Though the Supers do take bites out of Domestic Premium sales, they take bigger bites out of Craft, which is a large part of the reason the Craft category has seen relatively mild sales increases in the past few years. This year, Craft grew by 3.1 percent, or about $124 million in sales, which we can mostly attribute to the category’s ability to deliver fresh takes on the IPA style far more quickly than any other.

AB InBev’s Michelob Ultra remains immune to the pressures mounting around Domestic Premiums, seeing a hearty 14.6 percent increase in sales this year, bringing its sales for the year to just under $500 million. These sales indicate the same trend we’ve seen within Craft – a move back to lower-ABV, lower-calorie options. Its reliable placement alongside Domestics wherever they are sold give it ample opportunity to be the healthier alternative.

Total beer sales in the past 52 weeks are up nearly two percent, which translates to over $600 million more dollars spent on beer than last year.

The Flavored Malt Beverage category is always a bit of a toss-up, but usually there is a meteoric rise or equally rapid decline in sales triggered by a few key players. Not Your Father’s Root Beer took the world by storm a few years ago but has since petered into oblivion. This year has seen the rise of “Hard Seltzer.”

White Claw Hard Seltzer saw sales increase almost 490 percent this year and is now a top 25 brand. Similarly, Truly Spiked and Sparkling grew by 190 percent and cracked the top 50 biggest brands, selling more than Boston Lager and Fat Tire. This is partially attributed to the popularity increase of non-alcoholic cider but also, once again, points to a desire for healthier drinking alternatives.

Founders All Day IPA is now one of the most popular beers in the Craft segment after a 37 percent sales increase this year. This jump places it in the top ten Craft brands (by IRI’s classification) and second to only Lagunitas IPA in terms of IPA sales.

What do each of these outliers have in common? They’re all either low in alcohol or low in calories.

From this swirling vortex of numbers we can deduce that the American palate and sensibility is skewing towards refined drinking choices. Less sugar, alcohol, bitterness… but we still want more hops. This means dry hopping and other more advanced methods of imparting flavor into beer beyond artificial additives will become even more integral for breweries wishing to succeed in the current climate.

This also points to the shifting place of beer and beer-like drinks within our culture. Beer has long been the drink of community and celebration, and it is now also becoming the go-to choice for active lifestyle individuals who want a drink that enhances their experience without weighing them down physically or mentally.

To boil the year’s drinking trends down to one sentence: We value flavor, but we also value our health.

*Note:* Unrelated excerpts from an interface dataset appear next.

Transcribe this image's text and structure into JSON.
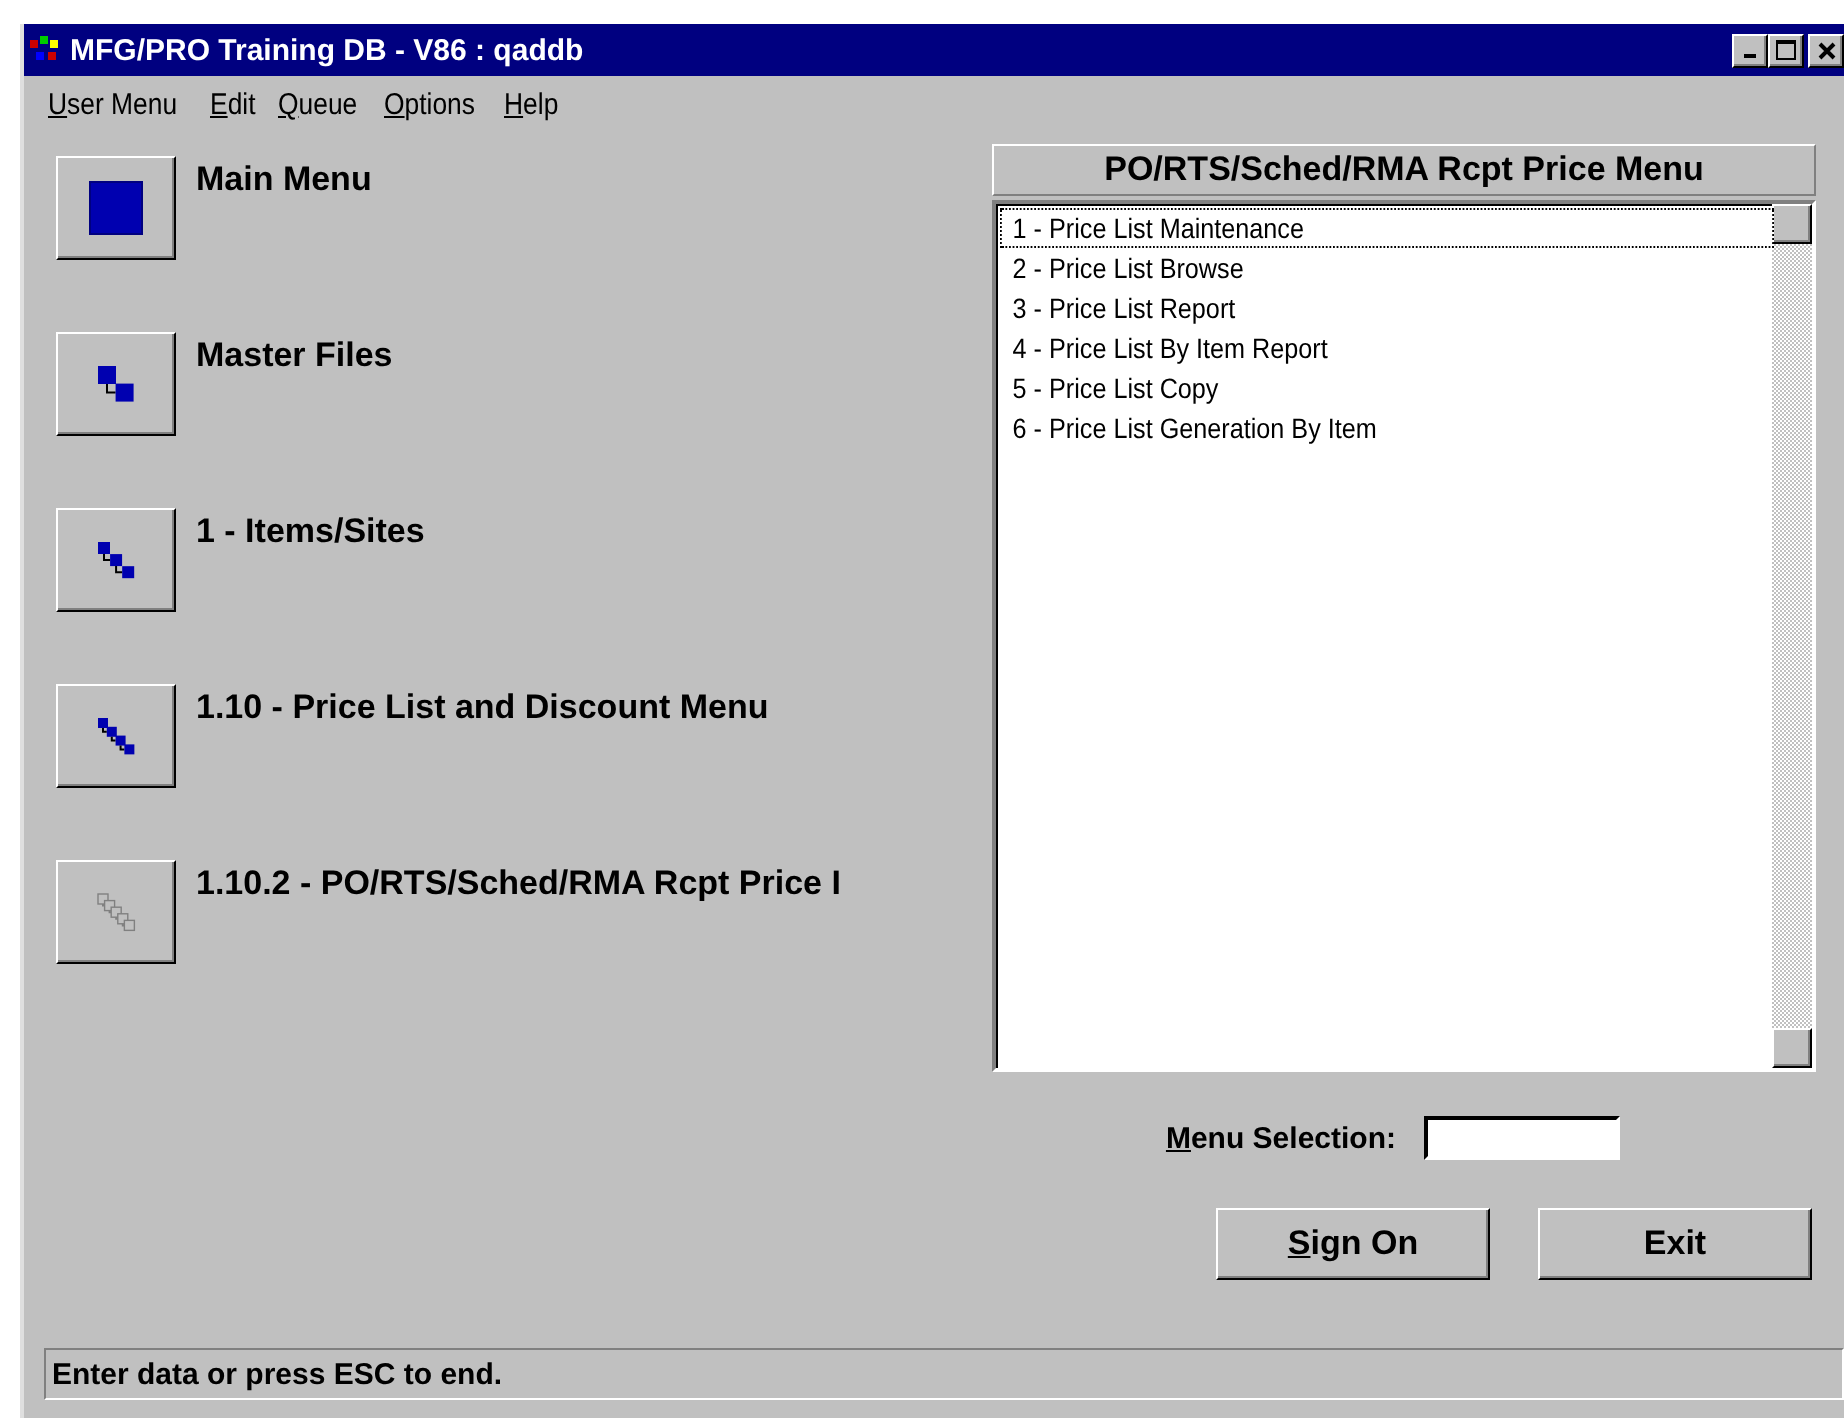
{
  "window": {
    "title": "MFG/PRO Training DB - V86 : qaddb"
  },
  "menu_bar": [
    "User Menu",
    "Edit",
    "Queue",
    "Options",
    "Help"
  ],
  "navigation": [
    {
      "label": "Main Menu",
      "disabled": false
    },
    {
      "label": "Master Files",
      "disabled": false
    },
    {
      "label": "1 - Items/Sites",
      "disabled": false
    },
    {
      "label": "1.10 - Price List and Discount Menu",
      "disabled": false
    },
    {
      "label": "1.10.2 - PO/RTS/Sched/RMA Rcpt Price I",
      "disabled": true
    }
  ],
  "menu_panel": {
    "title": "PO/RTS/Sched/RMA Rcpt Price Menu",
    "items": [
      {
        "label": "1 - Price List Maintenance",
        "selected": true
      },
      {
        "label": "2 - Price List Browse",
        "selected": false
      },
      {
        "label": "3 - Price List Report",
        "selected": false
      },
      {
        "label": "4 - Price List By Item Report",
        "selected": false
      },
      {
        "label": "5 - Price List Copy",
        "selected": false
      },
      {
        "label": "6 - Price List Generation By Item",
        "selected": false
      }
    ]
  },
  "menu_selection": {
    "label": "Menu Selection:"
  },
  "buttons": [
    "Sign On",
    "Exit"
  ],
  "status_bar": "Enter data or press ESC to end."
}
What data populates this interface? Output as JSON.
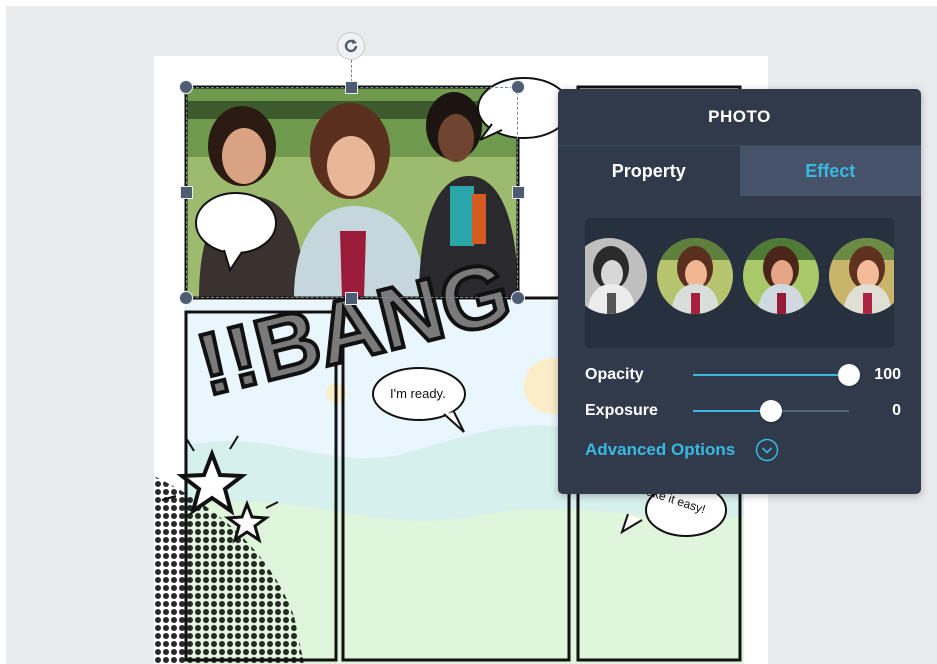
{
  "panel": {
    "title": "PHOTO",
    "tabs": [
      {
        "label": "Property",
        "active": false
      },
      {
        "label": "Effect",
        "active": true
      }
    ],
    "filters": [
      {
        "name": "black-and-white"
      },
      {
        "name": "warm"
      },
      {
        "name": "vivid"
      },
      {
        "name": "original"
      }
    ],
    "opacity": {
      "label": "Opacity",
      "value": "100",
      "level": 1.0
    },
    "exposure": {
      "label": "Exposure",
      "value": "0",
      "level": 0.5
    },
    "advanced_label": "Advanced Options"
  },
  "comic": {
    "sound_effect": "!!BANG",
    "bubble_ready": "I'm ready.",
    "bubble_easy": "Take it easy!"
  },
  "colors": {
    "panel_bg": "#303a4b",
    "accent": "#39b8e3",
    "selection_handle": "#4f5d73"
  }
}
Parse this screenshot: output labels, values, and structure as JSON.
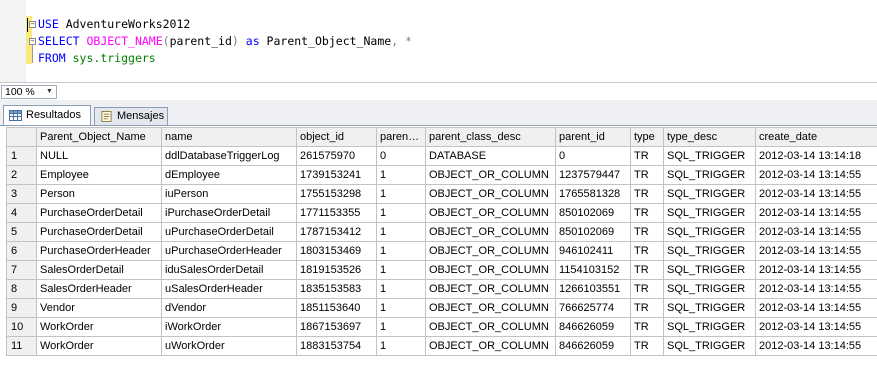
{
  "editor": {
    "lines": [
      {
        "keyword": "USE",
        "rest": " AdventureWorks2012"
      },
      {
        "keyword": "SELECT",
        "fn": "OBJECT_NAME",
        "paren_open": "(",
        "arg": "parent_id",
        "paren_close": ")",
        "as_kw": " as",
        "alias": " Parent_Object_Name",
        "comma": ",",
        "star": " *"
      },
      {
        "keyword": "FROM",
        "object": " sys.triggers"
      }
    ]
  },
  "zoom": {
    "value": "100 %"
  },
  "tabs": [
    {
      "label": "Resultados",
      "icon": "grid-results-icon"
    },
    {
      "label": "Mensajes",
      "icon": "messages-icon"
    }
  ],
  "grid": {
    "columns": [
      "",
      "Parent_Object_Name",
      "name",
      "object_id",
      "paren…",
      "parent_class_desc",
      "parent_id",
      "type",
      "type_desc",
      "create_date"
    ],
    "rows": [
      [
        "1",
        "NULL",
        "ddlDatabaseTriggerLog",
        "261575970",
        "0",
        "DATABASE",
        "0",
        "TR",
        "SQL_TRIGGER",
        "2012-03-14 13:14:18"
      ],
      [
        "2",
        "Employee",
        "dEmployee",
        "1739153241",
        "1",
        "OBJECT_OR_COLUMN",
        "1237579447",
        "TR",
        "SQL_TRIGGER",
        "2012-03-14 13:14:55"
      ],
      [
        "3",
        "Person",
        "iuPerson",
        "1755153298",
        "1",
        "OBJECT_OR_COLUMN",
        "1765581328",
        "TR",
        "SQL_TRIGGER",
        "2012-03-14 13:14:55"
      ],
      [
        "4",
        "PurchaseOrderDetail",
        "iPurchaseOrderDetail",
        "1771153355",
        "1",
        "OBJECT_OR_COLUMN",
        "850102069",
        "TR",
        "SQL_TRIGGER",
        "2012-03-14 13:14:55"
      ],
      [
        "5",
        "PurchaseOrderDetail",
        "uPurchaseOrderDetail",
        "1787153412",
        "1",
        "OBJECT_OR_COLUMN",
        "850102069",
        "TR",
        "SQL_TRIGGER",
        "2012-03-14 13:14:55"
      ],
      [
        "6",
        "PurchaseOrderHeader",
        "uPurchaseOrderHeader",
        "1803153469",
        "1",
        "OBJECT_OR_COLUMN",
        "946102411",
        "TR",
        "SQL_TRIGGER",
        "2012-03-14 13:14:55"
      ],
      [
        "7",
        "SalesOrderDetail",
        "iduSalesOrderDetail",
        "1819153526",
        "1",
        "OBJECT_OR_COLUMN",
        "1154103152",
        "TR",
        "SQL_TRIGGER",
        "2012-03-14 13:14:55"
      ],
      [
        "8",
        "SalesOrderHeader",
        "uSalesOrderHeader",
        "1835153583",
        "1",
        "OBJECT_OR_COLUMN",
        "1266103551",
        "TR",
        "SQL_TRIGGER",
        "2012-03-14 13:14:55"
      ],
      [
        "9",
        "Vendor",
        "dVendor",
        "1851153640",
        "1",
        "OBJECT_OR_COLUMN",
        "766625774",
        "TR",
        "SQL_TRIGGER",
        "2012-03-14 13:14:55"
      ],
      [
        "10",
        "WorkOrder",
        "iWorkOrder",
        "1867153697",
        "1",
        "OBJECT_OR_COLUMN",
        "846626059",
        "TR",
        "SQL_TRIGGER",
        "2012-03-14 13:14:55"
      ],
      [
        "11",
        "WorkOrder",
        "uWorkOrder",
        "1883153754",
        "1",
        "OBJECT_OR_COLUMN",
        "846626059",
        "TR",
        "SQL_TRIGGER",
        "2012-03-14 13:14:55"
      ]
    ]
  },
  "colors": {
    "keyword": "#0000ff",
    "function": "#ff00ff",
    "system_object": "#008000",
    "operator": "#808080",
    "header_bg": "#f0f0f0",
    "gridline": "#c3c3c3"
  }
}
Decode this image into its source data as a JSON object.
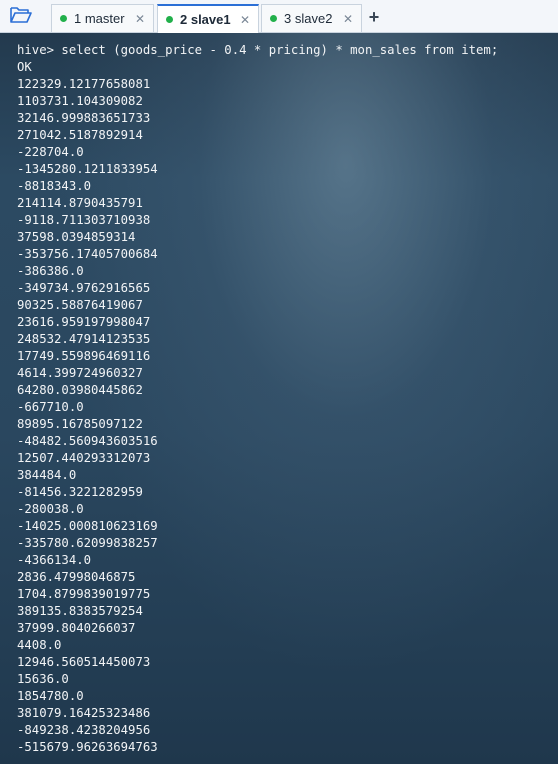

Next Year
Successful beer styles in 2019 will find novel and authentic means of imparting more flavor without cheapening the experience, because drinkers are becoming harder to fool with cheap tricks.

Exploration of flavors within stylistic subsets may lead to striking gold, and the keys to doing so will be technical brewing expertise and the use of real ingredients that minimize guilt on the drinker’s behalf.

We may see some Frankenstein creations, but the public will ultimately decide what is inherently good and will support these products with its collective coin purse.

Lastly, the increase in sales of alternative alcoholic beverages, be it cider or seltzer, point to the value in branching out beyond traditional beer. If you brew it and it has merit, it will find its place in the market.